So yeah, 2012 was a year of living in the past, avoiding the present because of all the bullshit that came along with it and it’s great to do once in awhile, but to do so continually will, as the opening remark points out, trap you with its insidious claws. I’ve had enough of it.

I’m looking to 2013 as the first step in a new life. The last six months have seen me, pretty much every day, working on material that I hope will find an audience in the coming year and beyond. Two novels, an e-book, a couple of side projects, sketches, paintings, outlines… Will it? Don’t know, don’t care – the time has come and gone for worrying about it or assessing its “value” and all that, only the future will tell. If nothing comes of it, then at least I will have contributed to something new. Look forward, not back.

So, here’s how I’m going to strive to live in 2013:

Read, watch, play what you want, enjoy it for what it IS, rather than what you wanted it to be or thought it was. If it was crap, then perhaps you weren’t its target audience – someone out there likes it. Look to the past for guidance, just don’t live in it. Invent and innovate, rather than perpetuate or regurgitate.

And most of all look to the future – there’s an awful lot of it coming down that big fat pipe, and you should be ready  to at least face it, instead of it cold-caulking you on the back of the skull.

See you on the flip side!

/tips hat

/flips gold sun-visor

“Open the pod bay doors, Hal.”
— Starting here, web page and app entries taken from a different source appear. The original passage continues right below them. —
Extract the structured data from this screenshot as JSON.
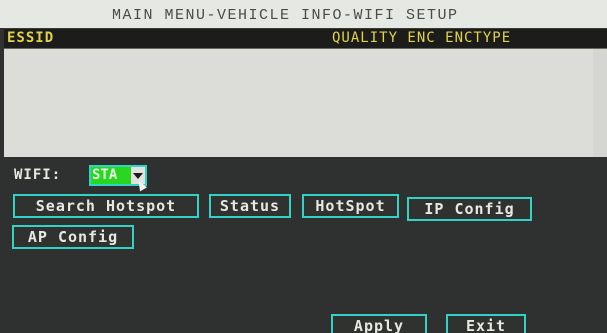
{
  "title": "MAIN MENU-VEHICLE INFO-WIFI SETUP",
  "list": {
    "col_essid": "ESSID",
    "col_right": "QUALITY ENC ENCTYPE"
  },
  "wifi": {
    "label": "WIFI:",
    "mode_value": "STA"
  },
  "buttons": {
    "search_hotspot": "Search Hotspot",
    "status": "Status",
    "hotspot": "HotSpot",
    "ip_config": "IP Config",
    "ap_config": "AP Config",
    "apply": "Apply",
    "exit": "Exit"
  },
  "colors": {
    "header_text": "#e0d34a",
    "button_border": "#33d2c6",
    "select_fill": "#27d81f",
    "background": "#2f3130"
  }
}
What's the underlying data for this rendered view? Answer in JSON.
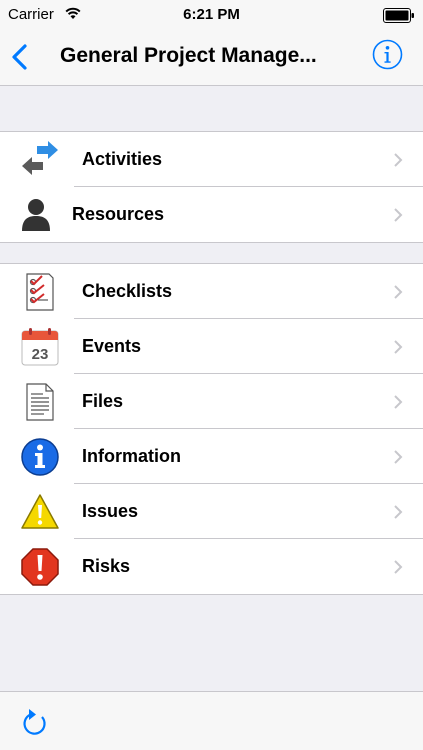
{
  "status": {
    "carrier": "Carrier",
    "time": "6:21 PM",
    "icons": {
      "wifi": "wifi-icon",
      "battery": "battery-icon"
    }
  },
  "nav": {
    "title": "General Project Manage...",
    "back_icon": "chevron-left-icon",
    "info_icon": "info-circle-icon",
    "accent": "#007aff"
  },
  "groups": [
    {
      "items": [
        {
          "label": "Activities",
          "icon": "activities-arrows-icon"
        },
        {
          "label": "Resources",
          "icon": "person-icon"
        }
      ]
    },
    {
      "items": [
        {
          "label": "Checklists",
          "icon": "checklist-icon"
        },
        {
          "label": "Events",
          "icon": "calendar-icon",
          "icon_text": "23"
        },
        {
          "label": "Files",
          "icon": "document-icon"
        },
        {
          "label": "Information",
          "icon": "information-icon"
        },
        {
          "label": "Issues",
          "icon": "warning-icon"
        },
        {
          "label": "Risks",
          "icon": "stop-icon"
        }
      ]
    }
  ],
  "toolbar": {
    "refresh_icon": "refresh-icon"
  },
  "colors": {
    "background": "#efeff4",
    "bar": "#f7f7f7",
    "separator": "#c8c7cc",
    "chevron": "#c7c7cc"
  }
}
Image Credits: Incident at Raven’s Gate – Filmpac, Calvin & Hobbes – Bill Waterson/Andrews McMeel Universal, 2001: A Space Odyssey – MGM, Song: “Future’s so bright, I gotta wear shades” – Timbuk 3